The budget comes in at $45,006,883, which is $359,868.35 more than the 2017 budget. According to budget documents, $28,444,234 in the budget will be raised through taxes. While last year’s tax rate was $7.70 per thousand, this year’s proposed rate is $7.85 per thousand. According to Mayor Vic DeLuca, the average homeowner, with a house worth approximately $497,500, will see an increase of $78.17, or approximately 21 cents each day.
“The township committee spent nearly 15 hours discussing the budget,” DeLuca said at the meeting. “We believe that this is a good budget; it is a sound budget.”

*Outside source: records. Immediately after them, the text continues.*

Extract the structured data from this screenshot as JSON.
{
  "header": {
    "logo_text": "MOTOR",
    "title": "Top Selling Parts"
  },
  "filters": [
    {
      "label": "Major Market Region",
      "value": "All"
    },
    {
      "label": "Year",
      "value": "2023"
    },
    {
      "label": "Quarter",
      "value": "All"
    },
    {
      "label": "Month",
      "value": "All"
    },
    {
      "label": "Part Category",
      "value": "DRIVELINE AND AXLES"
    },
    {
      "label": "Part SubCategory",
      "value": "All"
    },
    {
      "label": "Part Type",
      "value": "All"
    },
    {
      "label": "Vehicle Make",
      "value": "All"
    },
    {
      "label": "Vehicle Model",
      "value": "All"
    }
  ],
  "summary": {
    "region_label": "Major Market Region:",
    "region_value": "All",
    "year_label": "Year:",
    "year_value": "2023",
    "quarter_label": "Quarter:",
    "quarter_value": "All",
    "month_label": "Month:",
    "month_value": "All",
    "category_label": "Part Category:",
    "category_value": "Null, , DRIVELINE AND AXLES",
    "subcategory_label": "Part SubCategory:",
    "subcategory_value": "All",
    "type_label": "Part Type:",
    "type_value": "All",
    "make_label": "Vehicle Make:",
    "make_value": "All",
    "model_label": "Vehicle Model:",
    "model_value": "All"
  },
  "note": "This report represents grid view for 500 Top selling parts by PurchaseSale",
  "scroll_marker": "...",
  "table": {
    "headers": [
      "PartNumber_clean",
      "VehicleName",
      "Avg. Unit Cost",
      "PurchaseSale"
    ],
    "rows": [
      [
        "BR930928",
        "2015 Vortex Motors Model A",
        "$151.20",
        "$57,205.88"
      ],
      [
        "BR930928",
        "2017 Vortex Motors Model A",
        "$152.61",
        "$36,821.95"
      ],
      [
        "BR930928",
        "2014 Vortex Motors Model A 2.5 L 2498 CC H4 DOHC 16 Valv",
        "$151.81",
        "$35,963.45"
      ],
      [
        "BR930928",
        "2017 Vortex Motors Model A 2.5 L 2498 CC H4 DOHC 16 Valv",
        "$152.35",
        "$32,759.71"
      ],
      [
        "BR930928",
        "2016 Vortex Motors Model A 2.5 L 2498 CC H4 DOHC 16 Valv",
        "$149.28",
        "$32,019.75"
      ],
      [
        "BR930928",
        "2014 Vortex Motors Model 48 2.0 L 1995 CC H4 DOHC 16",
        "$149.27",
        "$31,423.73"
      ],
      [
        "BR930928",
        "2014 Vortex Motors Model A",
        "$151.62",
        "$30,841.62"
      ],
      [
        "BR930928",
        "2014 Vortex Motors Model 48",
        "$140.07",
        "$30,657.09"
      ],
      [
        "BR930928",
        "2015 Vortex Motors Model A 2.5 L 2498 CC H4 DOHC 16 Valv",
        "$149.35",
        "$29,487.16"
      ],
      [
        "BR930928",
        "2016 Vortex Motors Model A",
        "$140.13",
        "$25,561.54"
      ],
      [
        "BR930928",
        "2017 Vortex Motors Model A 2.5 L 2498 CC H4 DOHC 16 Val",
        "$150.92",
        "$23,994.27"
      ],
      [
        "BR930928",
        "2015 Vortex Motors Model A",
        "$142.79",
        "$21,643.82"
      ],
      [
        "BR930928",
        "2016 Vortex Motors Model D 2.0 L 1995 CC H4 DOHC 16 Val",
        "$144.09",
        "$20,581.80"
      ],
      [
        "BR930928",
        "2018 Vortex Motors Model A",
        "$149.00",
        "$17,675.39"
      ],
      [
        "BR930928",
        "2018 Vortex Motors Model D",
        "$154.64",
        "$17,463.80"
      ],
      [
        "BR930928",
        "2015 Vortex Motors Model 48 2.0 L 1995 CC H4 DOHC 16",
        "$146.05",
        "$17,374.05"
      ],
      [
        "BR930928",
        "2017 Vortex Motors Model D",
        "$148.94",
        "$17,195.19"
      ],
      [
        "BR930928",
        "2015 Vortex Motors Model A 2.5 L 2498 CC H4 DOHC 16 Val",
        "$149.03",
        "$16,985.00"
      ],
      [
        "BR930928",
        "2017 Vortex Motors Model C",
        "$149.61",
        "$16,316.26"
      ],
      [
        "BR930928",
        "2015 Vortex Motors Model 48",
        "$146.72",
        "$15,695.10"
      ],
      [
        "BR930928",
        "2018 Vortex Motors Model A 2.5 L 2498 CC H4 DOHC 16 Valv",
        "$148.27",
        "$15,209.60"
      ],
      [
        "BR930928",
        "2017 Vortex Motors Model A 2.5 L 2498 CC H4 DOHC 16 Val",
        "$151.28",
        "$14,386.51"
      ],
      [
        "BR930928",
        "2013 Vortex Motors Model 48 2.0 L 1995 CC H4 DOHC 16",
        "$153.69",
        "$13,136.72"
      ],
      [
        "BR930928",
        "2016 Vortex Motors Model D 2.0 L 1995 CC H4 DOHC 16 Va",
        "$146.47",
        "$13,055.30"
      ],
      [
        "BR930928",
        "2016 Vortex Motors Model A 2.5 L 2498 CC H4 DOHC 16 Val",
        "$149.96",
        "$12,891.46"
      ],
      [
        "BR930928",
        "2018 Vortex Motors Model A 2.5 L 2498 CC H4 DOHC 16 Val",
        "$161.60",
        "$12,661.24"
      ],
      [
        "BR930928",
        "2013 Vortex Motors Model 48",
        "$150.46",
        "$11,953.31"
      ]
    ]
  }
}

According to DeLuca, while the township attempted to keep expenses the same, there were areas that needed more money.
“Some of the cost drivers of our expenses: We put more money into storm cleanup … and that was approximately $100,000,” DeLuca said. “We put $80,000 more in our recycling program. Our health insurance and liability insurance went up $90,000 and our pension payments went up $170,000. Of course, our employee salaries went up as per our contractual obligations with our employees.”
This year’s proposed budget also accounts for four more full-time employees than last year’s budget.
Despite these increases, the township is also expecting some revenue gains from recent redevelopment and grants.
“On the revenue side, we’re going to receive $150,000 this year from the rental of The Woodland — it is a nice revenue stream for us,” DeLuca said. “We’ll be getting $300,000 from the payment in lieu of taxes from the Avalon Bay communities; this is the first time we are getting any payment on the improvement. And we received a $600,000 grant from the state for paving.”
The proposed budget is also leaving a cushion in the fund balance, which will help the town’s credit rating.
“We are using $2.1 million in our fund balance and the big news is we are leaving over $2 million in our fund balance,” DeLuca said. “We’ve never had that before. We’ve generally used as much as we’ve had; we’ve had very, very thin margins. With interest rates going up, it is very important that our credit rating is as high as possible and having a sound fund balance will help with that.”
The committee passed the budget on introduction with a vote of 5-0, and will hold a public hearing on the budget prior to voting on final reading Tuesday, April 17.